The Democrats reluctantly agreed to the Republicans’ demand for substantial midyear cuts of about $38 billion to the 2011 federal budget to prevent a shutdown of the government. The deal almost died, however, because the Republicans insisted on eliminating a critical family planning program. It was over this issue—and opposition to a huge cut in environmental protection funding—where Democrats and the president found their nerve, drew a line in the sand, and, ultimately, prevailed.
Because the fight has shifted so quickly to the bigger one over the 2012 budget, the shame of the Republicans’ attacks has not received the attention it deserves. Take family planning:
The Republicans proposed to eliminate about $335 million in Title X funding. This program, signed into law by President Nixon in 1970 and strengthened by the first President Bush, is the only federal grant program dedicated solely to providing individuals—primarily women—with comprehensive family planning and related preventive health services with priority given to those in low-income families.
Planned Parenthood gets about 25% of Title X funding, although none of it goes to providing abortions since such use is barred by federal law.

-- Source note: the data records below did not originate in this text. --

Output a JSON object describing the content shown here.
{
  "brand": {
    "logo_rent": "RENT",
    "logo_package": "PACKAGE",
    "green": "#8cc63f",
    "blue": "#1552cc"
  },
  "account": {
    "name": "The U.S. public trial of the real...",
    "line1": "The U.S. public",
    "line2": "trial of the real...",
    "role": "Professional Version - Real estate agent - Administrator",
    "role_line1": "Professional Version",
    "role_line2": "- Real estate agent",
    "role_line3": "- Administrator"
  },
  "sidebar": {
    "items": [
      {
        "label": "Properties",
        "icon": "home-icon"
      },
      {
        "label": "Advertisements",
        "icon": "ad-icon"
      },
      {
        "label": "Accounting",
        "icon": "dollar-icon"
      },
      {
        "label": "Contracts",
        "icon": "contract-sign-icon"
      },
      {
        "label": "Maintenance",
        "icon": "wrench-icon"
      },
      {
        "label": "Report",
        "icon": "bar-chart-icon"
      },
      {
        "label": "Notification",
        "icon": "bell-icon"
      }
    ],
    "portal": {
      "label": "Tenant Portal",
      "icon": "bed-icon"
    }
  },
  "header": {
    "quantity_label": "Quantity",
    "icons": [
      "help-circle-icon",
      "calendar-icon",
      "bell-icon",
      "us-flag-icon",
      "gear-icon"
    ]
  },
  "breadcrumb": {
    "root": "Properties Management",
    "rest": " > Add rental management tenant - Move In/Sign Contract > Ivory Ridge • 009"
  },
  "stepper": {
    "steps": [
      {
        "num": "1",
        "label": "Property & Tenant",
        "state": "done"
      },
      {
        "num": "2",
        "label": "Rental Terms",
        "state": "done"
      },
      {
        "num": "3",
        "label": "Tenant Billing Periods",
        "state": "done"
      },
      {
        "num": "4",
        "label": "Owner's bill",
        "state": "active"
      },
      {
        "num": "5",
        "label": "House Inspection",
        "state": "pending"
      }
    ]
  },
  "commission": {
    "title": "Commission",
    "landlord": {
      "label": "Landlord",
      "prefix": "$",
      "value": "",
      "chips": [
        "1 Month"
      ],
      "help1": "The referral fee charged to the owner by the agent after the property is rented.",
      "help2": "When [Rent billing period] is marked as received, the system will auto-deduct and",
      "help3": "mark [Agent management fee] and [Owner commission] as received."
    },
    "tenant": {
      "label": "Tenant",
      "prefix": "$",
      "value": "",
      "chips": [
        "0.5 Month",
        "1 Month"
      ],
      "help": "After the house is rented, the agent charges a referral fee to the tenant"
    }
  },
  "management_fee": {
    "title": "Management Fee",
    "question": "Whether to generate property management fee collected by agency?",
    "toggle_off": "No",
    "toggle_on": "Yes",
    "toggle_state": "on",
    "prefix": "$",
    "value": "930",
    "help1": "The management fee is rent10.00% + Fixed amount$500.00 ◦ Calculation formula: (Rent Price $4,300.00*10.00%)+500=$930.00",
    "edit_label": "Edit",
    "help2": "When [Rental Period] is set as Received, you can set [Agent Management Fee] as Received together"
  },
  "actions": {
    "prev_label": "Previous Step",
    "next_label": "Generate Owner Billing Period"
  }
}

In fact, about 97% of the services provided by Planned Parenthood has nothing to do with abortion but covers such basic health care as mammograms and contraceptive services.
But those who want to kill Title X funding have been obsessed with Planned Parenthood’s unwavering protection of that small minority of their clients who use their clinics for legal abortion. They have refused to admit that denying Planned Parenthood money for contraceptive services would inevitably drive up the number of unwanted pregnancies and lead to more abortions. Or, more likely, they simply don’t care.
The Republicans have now moved on to a new crusade: destroying Medicare and further reducing taxes on the wealthiest Americans. Their plan, championed by Budget Committee Chairman Paul Ryan, would scuttle Medicare by turning it into a voucher program. While those over 55 would be grandfathered into the current system, they would be given vouchers to buy private insurance when they reach 65. If the vouchers do not cover their health care costs, “tough luck,” as the President recently put it. At the same time, Ryan would reduce the top marginal tax rate of 36% (already lowered from 39% by the Bush tax cuts) to 25%.
The NY Times described the Republicans’ 2012 budget this way: “If it was not clear before, it is now obvious that the party is fully engaged in a project to dismantle the foundations of the New Deal and the Great Society, and to liberate business and the rich from the inconveniences of oversight and taxes.” See nytimes.com/2011/04/18/opinion/18mon1.html?_r=1&partner=rssnyt&emc=rss
The question now is whether the Democrats— weak in communicating the callousness of the Republicans’ attack on the Affordable Care Act—will be able to clearly explain the Republicans’ latest and more odious assault on American values.
You can reach Thom Kleiner at (845) 499-4366 or by e-mail at email@example.com